Anne: Canada is and always has been one of the biggest producers and exporters of uranium in the world. Nevertheless, three of Canada’s ten provinces have outlawed uranium mining, and health professionals have played an important role in each case. Could you please explain why these medical professionals are opposed to uranium mining?
Gordon Edwards: This is a great question. The answer hinges on the remarkable properties of uranium, and the unprecedented nature of the health dangers that it poses. In order to answer the question properly, a good deal of explanation is required.Tens of thousands of doctors and health professionals in 64 countries belong to IPPNW (International Physicians for the Prevention of Nuclear War), a Nobel-Prize winning organization that has called for the abolition of uranium mining worldwide. All doctors swear an oath that features an admonition to “do no harm.” The medical hazards posed by uranium are extremely long-lived and potentially devastating to the health and safety of humans and the environment now and in the distant future, whereas the benefits of uranium are short-term and obtainable in alternative ways. Thus IPPNW regards the abolition of uranium mining as a medical priority. It is a case of preventative medicine on a global scale.[…]
Uranium had no use prior to the discovery of nuclear fission in 1938-39, at the outset of World War II. The first practical use of uranium was to build atomic bombs that were used to destroy two cities filled with men, women and children. About 200,000 people were killed promptly by the bombs, and many thousands of innocent people died lingering deaths from radiation-induced illnesses many decades later.
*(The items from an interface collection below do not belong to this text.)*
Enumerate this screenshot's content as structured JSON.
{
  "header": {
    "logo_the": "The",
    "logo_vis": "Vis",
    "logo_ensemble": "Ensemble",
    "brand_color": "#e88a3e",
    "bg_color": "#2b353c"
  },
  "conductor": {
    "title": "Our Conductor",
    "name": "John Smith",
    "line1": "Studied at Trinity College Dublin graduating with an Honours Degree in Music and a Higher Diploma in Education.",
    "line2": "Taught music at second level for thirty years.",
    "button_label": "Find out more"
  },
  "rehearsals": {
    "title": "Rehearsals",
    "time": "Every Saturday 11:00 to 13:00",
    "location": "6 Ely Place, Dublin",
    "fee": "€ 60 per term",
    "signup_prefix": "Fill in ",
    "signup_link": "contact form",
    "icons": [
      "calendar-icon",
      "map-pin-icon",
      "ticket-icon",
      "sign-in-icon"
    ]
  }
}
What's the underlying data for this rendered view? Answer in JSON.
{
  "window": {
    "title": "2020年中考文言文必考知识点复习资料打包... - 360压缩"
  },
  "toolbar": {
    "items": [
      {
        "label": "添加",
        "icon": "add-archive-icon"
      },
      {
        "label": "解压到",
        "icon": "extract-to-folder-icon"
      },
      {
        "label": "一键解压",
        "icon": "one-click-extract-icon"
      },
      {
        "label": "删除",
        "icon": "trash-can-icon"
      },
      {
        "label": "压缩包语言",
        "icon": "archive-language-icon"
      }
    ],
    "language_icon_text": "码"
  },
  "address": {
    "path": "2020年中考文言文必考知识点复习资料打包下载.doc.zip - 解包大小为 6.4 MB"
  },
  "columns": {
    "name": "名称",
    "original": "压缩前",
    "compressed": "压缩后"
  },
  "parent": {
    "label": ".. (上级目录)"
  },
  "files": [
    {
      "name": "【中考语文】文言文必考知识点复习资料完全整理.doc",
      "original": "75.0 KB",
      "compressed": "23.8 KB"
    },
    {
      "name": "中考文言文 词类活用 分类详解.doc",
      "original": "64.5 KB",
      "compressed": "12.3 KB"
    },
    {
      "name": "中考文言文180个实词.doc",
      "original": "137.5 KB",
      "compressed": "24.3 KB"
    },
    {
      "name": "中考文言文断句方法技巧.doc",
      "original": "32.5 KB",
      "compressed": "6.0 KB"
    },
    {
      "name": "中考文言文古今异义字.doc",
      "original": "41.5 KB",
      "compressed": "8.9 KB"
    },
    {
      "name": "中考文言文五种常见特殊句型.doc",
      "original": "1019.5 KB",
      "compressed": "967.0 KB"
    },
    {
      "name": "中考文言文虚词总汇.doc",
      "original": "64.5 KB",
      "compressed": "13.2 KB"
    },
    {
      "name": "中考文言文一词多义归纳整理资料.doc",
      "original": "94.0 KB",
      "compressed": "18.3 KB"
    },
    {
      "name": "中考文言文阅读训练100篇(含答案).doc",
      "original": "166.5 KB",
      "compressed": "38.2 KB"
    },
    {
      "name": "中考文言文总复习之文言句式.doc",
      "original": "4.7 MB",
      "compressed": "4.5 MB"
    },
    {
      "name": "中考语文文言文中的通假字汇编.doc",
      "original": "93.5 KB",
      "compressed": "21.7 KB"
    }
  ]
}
Canada supplied uranium for the WWII Atomic Bomb Project, and for 20 years afterwards Canada sold large quantities of uranium to help build tens of thousands of nuclear weapons. There were no non-military markets for uranium at the time, and the entire industry was shrouded in Cold War secrecy.
In 1965, Canada declared that its uranium would no longer be sold for bombs, but only as fuel for nuclear reactors. Nuclear reactors can be used for scientific research, to produce electricity, and to produce isotopes for use in medicine and industry. But in 1974, India exploded its first atomic bomb using plutonium from a Canadian nuclear reactor, fuelled by uranium, given to India as a gift. Plutonium is a uranium derivative not found in nature, and all reactors fuelled with uranium produce plutonium as a byproduct. Plutonium is a nuclear explosive material that can be used to build nuclear weapons even thousands of years in the future.
IPPNW was formed in 1980 by a group of Soviet and American doctors to alert political leaders and the general population to the unprecedented threat to human survival posed by nuclear arms. A nuclear war would be a medical disaster of unimaginable proportions – there would be no hospitals, few doctors, and no cure. Medical procedures would be ineffective. By documenting the case for abolishing nuclear arms in stark medical terms, IPPNW won the Nobel Peace Prize in 1985.
Physicians know that chronic exposure to radioactivity, even at low levels, will cause an increase in the incidence of cancer and inherited diseases. Such exposure also weakens the immune system that the human body needs to fight infectious diseases. There is as yet no proven safe method for keeping nuclear reactor wastes out of the environment of living things for a period of time exceeding the span of recorded human history. Several attempts in the USA and Germany to bury radioactive waste permanently in underground repositories have failed. Some are questioning the wisdom of abandoning this dangerous material under any circumstances. On medical grounds, IPPNW and PGS oppose the continued mass-production of indestructible man-made radioactive poisons in nuclear reactors.
The dangers of uranium mining became apparent in Canada in the mid 1970s, after some of the military secrecy surrounding this 30-year old industry was lifted. In 1975 an Ontario inquiry into the health and safety of workers in mines revealed that uranium miners were dying at an alarming rate from radiation-induced lung cancers twenty years or more after their radiation exposures first occurred. In 1978 it was reported that a 55-mile stretch of the Serpent River System, involving 18 lakes, had become a “biological desert” as a result of contamination from uranium mining operations. A hundred million tonnes of sand-like radioactive wastes called “uranium tailings” had accumulated in the Elliot Lake region of Ontario. Over 30 tailings dam failures in that region had dispersed long-lived radioactive poisons and dangerous chemicals into the surface waters.